FindHBond uses atom types and geometric criteria to identify possible hydrogen bonds (H-bonds). It is not necessary for hydrogen atoms to be present. All potential H-bonding interactions fulfilling the criteria are shown. For example, even if it is not possible for a particular hydroxyl group to donate a hydrogen bond to two particular acceptors simultaneously, both possibilities will be displayed if the hydroxyl lacks an explicit hydrogen atom. If the hydroxyl group has an explicit hydrogen atom, however, only H-bonds compatible with the position of the hydrogen will be found. See also: AddH, Find Clashes/Contacts, Intersurf, Rotamers, Metal Geometry
There are several ways to start FindHBond, a tool in the Structure Analysis and Surface/Binding Analysis categories. FindHBond is also implemented as the command hbonds (or findhbond).
The H-bonds will be shown as lines (a group of pseudobonds named hydrogen bonds) between the donor and acceptor atoms, or if hydrogens are present, between the hydrogens and acceptor atoms. Appearance options:
Relax H-bond constraints indicates that tolerances to Relax constraints by should be applied to the precise geometric criteria. These criteria come from a survey of high-resolution small molecule structures; empirically, tolerances of 0.4 angstroms and 20.0 degrees work well for most macromolecular structures. H-bonds within the tolerances but that do not meet the precise criteria can be colored differently than the H-bonds that meet the precise criteria.
The scope of the calculation is controlled under Find these bonds:
OK starts the calculation and dismisses the panel, while Apply starts the calculation without dismissing the panel. The calculation may take several seconds; progress is reported in the status line. Close dismisses the panel without performing any calculation. Help brings up this manual page in a browser window.
The geometric criteria are based on a survey of small molecule crystal structures, as described in

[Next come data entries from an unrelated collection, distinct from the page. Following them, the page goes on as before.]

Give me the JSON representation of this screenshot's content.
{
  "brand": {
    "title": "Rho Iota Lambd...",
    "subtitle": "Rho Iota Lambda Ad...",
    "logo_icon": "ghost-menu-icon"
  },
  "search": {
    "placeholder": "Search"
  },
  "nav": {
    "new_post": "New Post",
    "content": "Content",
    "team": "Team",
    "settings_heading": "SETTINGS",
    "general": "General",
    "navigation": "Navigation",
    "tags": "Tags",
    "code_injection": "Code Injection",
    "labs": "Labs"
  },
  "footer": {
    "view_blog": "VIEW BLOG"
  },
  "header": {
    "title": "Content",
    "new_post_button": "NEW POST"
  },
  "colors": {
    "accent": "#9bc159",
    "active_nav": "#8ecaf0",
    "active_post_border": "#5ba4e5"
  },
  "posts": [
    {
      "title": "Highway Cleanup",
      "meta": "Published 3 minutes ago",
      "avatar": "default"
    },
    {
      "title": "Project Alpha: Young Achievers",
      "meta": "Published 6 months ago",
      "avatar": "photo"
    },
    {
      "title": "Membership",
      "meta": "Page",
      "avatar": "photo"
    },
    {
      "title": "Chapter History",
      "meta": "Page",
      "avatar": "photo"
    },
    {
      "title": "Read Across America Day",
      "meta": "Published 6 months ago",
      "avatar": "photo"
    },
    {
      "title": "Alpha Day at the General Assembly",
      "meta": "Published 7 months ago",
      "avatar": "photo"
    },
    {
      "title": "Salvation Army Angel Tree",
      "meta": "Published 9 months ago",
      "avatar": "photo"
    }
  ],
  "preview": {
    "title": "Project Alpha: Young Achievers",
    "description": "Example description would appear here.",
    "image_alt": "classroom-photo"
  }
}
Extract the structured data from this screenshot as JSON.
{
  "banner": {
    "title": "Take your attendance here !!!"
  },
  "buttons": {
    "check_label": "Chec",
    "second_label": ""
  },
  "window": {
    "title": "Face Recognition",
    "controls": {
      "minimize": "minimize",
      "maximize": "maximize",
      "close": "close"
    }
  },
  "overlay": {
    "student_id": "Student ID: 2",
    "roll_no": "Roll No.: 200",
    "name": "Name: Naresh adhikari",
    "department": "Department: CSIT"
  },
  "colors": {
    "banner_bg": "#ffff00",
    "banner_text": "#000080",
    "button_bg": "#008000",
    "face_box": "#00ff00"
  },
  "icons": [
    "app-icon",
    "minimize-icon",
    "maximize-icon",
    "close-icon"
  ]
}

Three-dimensional hydrogen-bond geometry and probability information from a crystal survey. Mills JE, Dean PM. J Comput Aided Mol Des. 1996 Dec;10(6):607-22.There are many different sets of geometric criteria, corresponding to the many different donor-acceptor combinations (see Tables 5-8 in the reference). There is an upper bound on distance and one or more angular range criteria for each category of H-bond. It is generally useful to relax the criteria since most structures are not as high-resolution as those used in the survey. User-specified tolerances are added to each criterion's upper bound and/or subtracted from its lower bound (depending on the particular criterion).
Chimera uses atom and residue names, or if these are not "standard," the coordinates of atoms, to determine connectivity and atom types, which in turn determine which geometric criteria are appropriate for detecting a hydrogen bond between specific atoms. Possible donor groups are hydrogen-bearing nitrogen, oxygen, and sulfur atoms, and possible acceptor groups are nitrogen, oxygen, and sulfur atoms with a lone pair. H-bonds involving other types of atoms are not considered. Not all of the possible donor-acceptor combinations were listed in the Mills and Dean parameter tables; some categories of sulfur were not surveyed, and several combinations of the surveyed types were not observed frequently enough to collect good statistics on their geometries. In such cases, FindHbond applies estimated H-bond criteria.
When there are no explicit hydrogens on a potential donor atom, FindHBond will use the donor atom type to infer their presence. For functional groups where the hydrogen positions are well-determined by the positions of the nonhydrogen atoms, the H-bonds detected in the presence and absence of explicit hydrogen atoms should be virtually identical. For functional groups where the hydrogen position is not well-determined (such as rotatable hydroxyls), the presence of an explicit hydrogen atom will limit the detected H-bonds to those appropriate for the observed position, instead of all of its possible positions.